Diversion practices as an alternative means of dealing with drug offenders
The Australian National Council on Drugs (ANCD), the key advisory body established by the Prime Minister earlier this year, today called on all Australians to recognise and support innovative alternatives to dealing with drug offenders under the criminal justice system.
Just as the Council recently recognised the importance of methadone programs for the treatment of heroin addiction, the Council applauds the various diversion systems already in place in Australia, such as the cautioning and diversion of first offenders in Victoria and the South Australian Drug Assessment and Aid Panel.
The Council will closely monitor the progress of diversion programs such as the two year trial of the Drug Court system recently announced by the NSW Government and the Court Diversion Service in Western Australia.
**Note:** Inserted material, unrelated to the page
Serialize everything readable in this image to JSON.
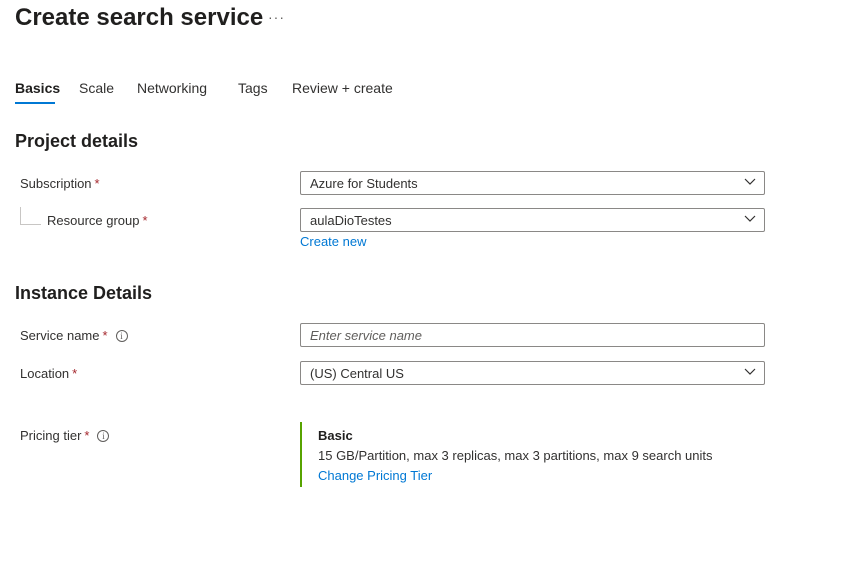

The Council encourages the assessment of all of the options available to ensure that best practice principles are applied to diversionary practices which will strengthen outcomes for individuals and communities affected by drug addiction.
At its meeting in Canberra today the Council called on all governments and the community to give urgent priority to the further investigation of diversion programs as an alternative means of dealing with drug offenders under the criminal justice system.
The Council also requested that treatment and rehabilitation services be adequately resourced to cope with the increased pressure, which will inevitably be placed on such services as a result of expectations created by diversion programs and Drug Courts.
The Council expressed particular interest in a trial being conducted in Victoria, which provides for a drug offender, under certain conditions, to be cautioned by police. As part of this process the offender is referred to a health provider for assessment and treatment within five days. Co-operation between health and law enforcement authorities ensures that money is provided for each person involved in this type of diversion and this follows them through the treatment process.
The Council will continue to monitor and evaluate initiatives already under way to assess barriers to the further expansion of diversion programs such as the interactions required between a number of agencies to achieve social change. The Council will provide advice to governments on how these barriers may be overcome.
Both the Intergovernmental Committee on Drugs, which comprises the senior health and law enforcement officers involved in drug policy around Australia, and the Australian National Council on Drugs will be working together to contribute to the diversion debate, looking closely at the extension of alternative forms of justice which places treatment and rehabilitation above punishment.
The Council also identified other key priority areas for action including:
Aboriginal and Torres Strait Islander substance misuse;
In consultation with the Australian National Council on AIDS and Related Diseases and the Intergovernmental Committee on Drugs, clarifying the risks of injecting drugs;
Addressing the harm caused to the community by drugs, including social harms and a crime focus;
Drug use by young people, including primary prevention and social and structural issues, and
Causes of death form drug use, eg. heroin overdoses.
23 October 1998
Kay McNiece, Australian National Council on Drugs
0412 132 585